As it relates to northbound crossings from Mexico into the U.S., January and February 2024, crossings have increased steadily. The number of truck crossings is up 4.3% from the same period in 2023, 16.5% above 2019 levels, and 22.2% above 2018 levels.

Inbound Ocean TEUs Volume Index China to Mexico

Market Capacity Cycle – Van

Although there have been impressive year-over-year increases in imports and strong retail trade sales, the primary driver of demand for for-hire trucking remains domestic manufacturing and industrial production. Recent data from March indicates that freight demand continues to lag, signaling a lackluster market.

It’s evident that the truck freight recession persisted throughout the first quarter, presenting ongoing challenges in the industry despite other positive economic indicators.

DAT Van to Load Truck Ratio
The US TL Market Rate Cycle - Dry Van

Market Capacity Cycle – Reefer

As we mark the official start of the 2024 produce season, it’s worth noting that our current produce volumes are approximately 8% lower compared to this time last year.

Additionally, reefer linehaul rates have seen a slight shift, standing at $0.12 per mile lower than in 2023 but $0.02 per mile higher than in 2019.

DAT Reefer Load to Truck Ratio
The US TL Market Rate Cycle - Dry Van vs. Reefer

Market Capacity Cycle – Flatbed

The US manufacturing sector is currently experiencing its most robust phase since 2022, as highlighted by the March Manufacturing Purchasing Managers Index (PMI), which revealed the sector’s transition into expansion for the first time since September 2022.

Despite this positive momentum, flatbed linehaul rates have maintained a relatively stable position, standing at $0.12 per mile lower compared to last year and $0.01 per mile lower than in 2019.

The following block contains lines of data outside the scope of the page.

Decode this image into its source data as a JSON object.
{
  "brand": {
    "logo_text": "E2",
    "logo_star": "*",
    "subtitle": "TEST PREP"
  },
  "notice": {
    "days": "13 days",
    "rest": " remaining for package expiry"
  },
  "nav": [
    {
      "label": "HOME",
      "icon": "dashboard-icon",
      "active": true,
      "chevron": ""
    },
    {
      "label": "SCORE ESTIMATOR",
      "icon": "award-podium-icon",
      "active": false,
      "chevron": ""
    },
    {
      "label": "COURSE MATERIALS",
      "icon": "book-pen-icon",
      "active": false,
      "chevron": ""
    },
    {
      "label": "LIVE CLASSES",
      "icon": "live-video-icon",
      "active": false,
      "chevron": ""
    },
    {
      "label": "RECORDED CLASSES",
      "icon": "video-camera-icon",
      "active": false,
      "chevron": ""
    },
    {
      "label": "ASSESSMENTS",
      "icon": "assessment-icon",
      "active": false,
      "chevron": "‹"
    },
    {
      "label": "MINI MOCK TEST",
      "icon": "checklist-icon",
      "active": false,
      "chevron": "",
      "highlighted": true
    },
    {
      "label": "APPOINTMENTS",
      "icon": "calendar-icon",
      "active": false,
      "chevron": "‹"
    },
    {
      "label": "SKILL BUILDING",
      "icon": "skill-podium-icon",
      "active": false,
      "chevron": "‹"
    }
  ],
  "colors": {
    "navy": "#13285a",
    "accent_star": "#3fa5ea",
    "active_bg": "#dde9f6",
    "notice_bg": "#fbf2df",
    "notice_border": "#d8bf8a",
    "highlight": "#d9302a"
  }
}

DAT Flatbed Load to Truck Ratio
The US TL Market Rate Cycle - Dry Van vs. Flatbed

Market Forecast

Q1 2024 Actual

  • CASS -5.3% Y/Y
  • DAT -8.7% Y/Y


Contract Rates

  • Exiting deflationary period
  • Continued pressure on excess capacity through Q2


Spot Rates

  • Fading towards equilibrium
  • Inflationary in Q2/Q3 – Beginning next cycle
  • Q2 ’25/Q3 ’25 Peak Inflection Point

Potential Accelerators

  • Successful ‘soft landing’ for the US Economy
  • Reversal higher in the direction of diesel prices
  • Dramatic Increases in the rate of supply exit
  • One or more major weather event


Potential Decelerators

  • Delay in ‘soft landing’ for the US Economy
  • Government Intervention to regulate rates or otherwise artificially prevent natural equilibrium
  • Another major leg down in diesel prices
US Diesel Price Outlook

Q1 2024 Actual

U.S Diesel – Retail Including Taxes

  • $3.97/Gallon
  • -9.6% Y/Y

Brent Spot Average ($/Barrel)

  • Q1 – $82.96
  • End-of-March surpassed $90/barrel


  • Avery Vice – VP, Trucking at FTR – LINK
  • Jason Miller – Professor of Supply Chain Management – LINK
  • FTR Transportation Intelligence – LINK
  • VettaFi Advisor Perspectives – LINK
  • FreightWaves Sonar – LINK
  • DAT:
  • Cass Information Systems, Inc. – LINK
  • BEA (Bureau of Economic Analysis) – LINK
  • Federal Reserve – LINK
  • U.S. Census Bureau – LINK
  • EIA – U.S. Energy Information Administration: LINK


Mike Beckwith, Vice President Brokerage